Action item – Repeat the material in full. Keep every line exactly as it is.
(Given records begins)
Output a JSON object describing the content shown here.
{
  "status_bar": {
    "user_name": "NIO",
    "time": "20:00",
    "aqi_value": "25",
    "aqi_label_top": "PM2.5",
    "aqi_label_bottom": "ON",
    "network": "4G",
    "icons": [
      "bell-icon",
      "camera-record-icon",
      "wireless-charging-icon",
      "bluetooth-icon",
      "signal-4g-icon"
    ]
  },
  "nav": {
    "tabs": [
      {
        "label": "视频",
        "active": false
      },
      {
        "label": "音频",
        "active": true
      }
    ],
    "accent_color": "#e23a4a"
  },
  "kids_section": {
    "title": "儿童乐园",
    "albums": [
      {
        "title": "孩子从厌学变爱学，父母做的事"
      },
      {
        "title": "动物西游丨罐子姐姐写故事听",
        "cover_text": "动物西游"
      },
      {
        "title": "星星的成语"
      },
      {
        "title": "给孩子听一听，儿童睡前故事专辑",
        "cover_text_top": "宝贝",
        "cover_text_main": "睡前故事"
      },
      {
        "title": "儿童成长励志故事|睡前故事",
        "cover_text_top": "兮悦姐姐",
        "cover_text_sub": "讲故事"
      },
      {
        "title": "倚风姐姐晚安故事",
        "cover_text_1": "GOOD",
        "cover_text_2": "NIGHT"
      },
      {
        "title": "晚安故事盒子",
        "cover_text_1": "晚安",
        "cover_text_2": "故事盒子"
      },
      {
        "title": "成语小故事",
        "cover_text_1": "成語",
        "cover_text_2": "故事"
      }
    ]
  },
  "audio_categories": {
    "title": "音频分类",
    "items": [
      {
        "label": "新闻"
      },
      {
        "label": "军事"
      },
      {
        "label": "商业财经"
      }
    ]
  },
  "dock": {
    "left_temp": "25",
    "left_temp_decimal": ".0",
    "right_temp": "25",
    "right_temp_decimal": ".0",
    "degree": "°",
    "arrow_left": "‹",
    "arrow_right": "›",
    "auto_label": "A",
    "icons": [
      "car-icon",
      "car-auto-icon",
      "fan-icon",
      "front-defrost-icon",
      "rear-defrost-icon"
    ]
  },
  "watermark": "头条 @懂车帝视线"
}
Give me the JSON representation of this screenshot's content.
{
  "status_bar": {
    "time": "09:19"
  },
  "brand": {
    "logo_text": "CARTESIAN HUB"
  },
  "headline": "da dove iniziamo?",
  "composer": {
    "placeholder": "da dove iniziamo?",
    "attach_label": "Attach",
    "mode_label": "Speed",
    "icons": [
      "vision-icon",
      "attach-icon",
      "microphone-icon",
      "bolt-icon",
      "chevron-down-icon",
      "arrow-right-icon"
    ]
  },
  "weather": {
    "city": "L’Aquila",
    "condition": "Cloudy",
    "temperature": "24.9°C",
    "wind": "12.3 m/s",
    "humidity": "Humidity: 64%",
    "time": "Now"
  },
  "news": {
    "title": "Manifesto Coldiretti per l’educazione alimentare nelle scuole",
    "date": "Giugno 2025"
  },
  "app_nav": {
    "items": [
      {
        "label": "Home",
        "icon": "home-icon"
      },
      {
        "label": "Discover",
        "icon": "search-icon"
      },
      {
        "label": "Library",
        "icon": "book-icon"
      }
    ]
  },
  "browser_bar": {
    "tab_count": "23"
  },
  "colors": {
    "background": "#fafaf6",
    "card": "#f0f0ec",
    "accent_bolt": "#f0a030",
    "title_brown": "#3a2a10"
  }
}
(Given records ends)
Answer section –
Output a JSON object describing the content shown here.
{
  "status_bar": {
    "user_name": "NIO",
    "time": "20:00",
    "aqi_value": "25",
    "aqi_label_top": "PM2.5",
    "aqi_label_bottom": "ON",
    "network": "4G",
    "icons": [
      "bell-icon",
      "camera-record-icon",
      "wireless-charging-icon",
      "bluetooth-icon",
      "signal-4g-icon"
    ]
  },
  "nav": {
    "tabs": [
      {
        "label": "视频",
        "active": false
      },
      {
        "label": "音频",
        "active": true
      }
    ],
    "accent_color": "#e23a4a"
  },
  "kids_section": {
    "title": "儿童乐园",
    "albums": [
      {
        "title": "孩子从厌学变爱学，父母做的事"
      },
      {
        "title": "动物西游丨罐子姐姐写故事听",
        "cover_text": "动物西游"
      },
      {
        "title": "星星的成语"
      },
      {
        "title": "给孩子听一听，儿童睡前故事专辑",
        "cover_text_top": "宝贝",
        "cover_text_main": "睡前故事"
      },
      {
        "title": "儿童成长励志故事|睡前故事",
        "cover_text_top": "兮悦姐姐",
        "cover_text_sub": "讲故事"
      },
      {
        "title": "倚风姐姐晚安故事",
        "cover_text_1": "GOOD",
        "cover_text_2": "NIGHT"
      },
      {
        "title": "晚安故事盒子",
        "cover_text_1": "晚安",
        "cover_text_2": "故事盒子"
      },
      {
        "title": "成语小故事",
        "cover_text_1": "成語",
        "cover_text_2": "故事"
      }
    ]
  },
  "audio_categories": {
    "title": "音频分类",
    "items": [
      {
        "label": "新闻"
      },
      {
        "label": "军事"
      },
      {
        "label": "商业财经"
      }
    ]
  },
  "dock": {
    "left_temp": "25",
    "left_temp_decimal": ".0",
    "right_temp": "25",
    "right_temp_decimal": ".0",
    "degree": "°",
    "arrow_left": "‹",
    "arrow_right": "›",
    "auto_label": "A",
    "icons": [
      "car-icon",
      "car-auto-icon",
      "fan-icon",
      "front-defrost-icon",
      "rear-defrost-icon"
    ]
  },
  "watermark": "头条 @懂车帝视线"
}
Give me the JSON representation of this screenshot's content.
{
  "status_bar": {
    "time": "09:19"
  },
  "brand": {
    "logo_text": "CARTESIAN HUB"
  },
  "headline": "da dove iniziamo?",
  "composer": {
    "placeholder": "da dove iniziamo?",
    "attach_label": "Attach",
    "mode_label": "Speed",
    "icons": [
      "vision-icon",
      "attach-icon",
      "microphone-icon",
      "bolt-icon",
      "chevron-down-icon",
      "arrow-right-icon"
    ]
  },
  "weather": {
    "city": "L’Aquila",
    "condition": "Cloudy",
    "temperature": "24.9°C",
    "wind": "12.3 m/s",
    "humidity": "Humidity: 64%",
    "time": "Now"
  },
  "news": {
    "title": "Manifesto Coldiretti per l’educazione alimentare nelle scuole",
    "date": "Giugno 2025"
  },
  "app_nav": {
    "items": [
      {
        "label": "Home",
        "icon": "home-icon"
      },
      {
        "label": "Discover",
        "icon": "search-icon"
      },
      {
        "label": "Library",
        "icon": "book-icon"
      }
    ]
  },
  "browser_bar": {
    "tab_count": "23"
  },
  "colors": {
    "background": "#fafaf6",
    "card": "#f0f0ec",
    "accent_bolt": "#f0a030",
    "title_brown": "#3a2a10"
  }
}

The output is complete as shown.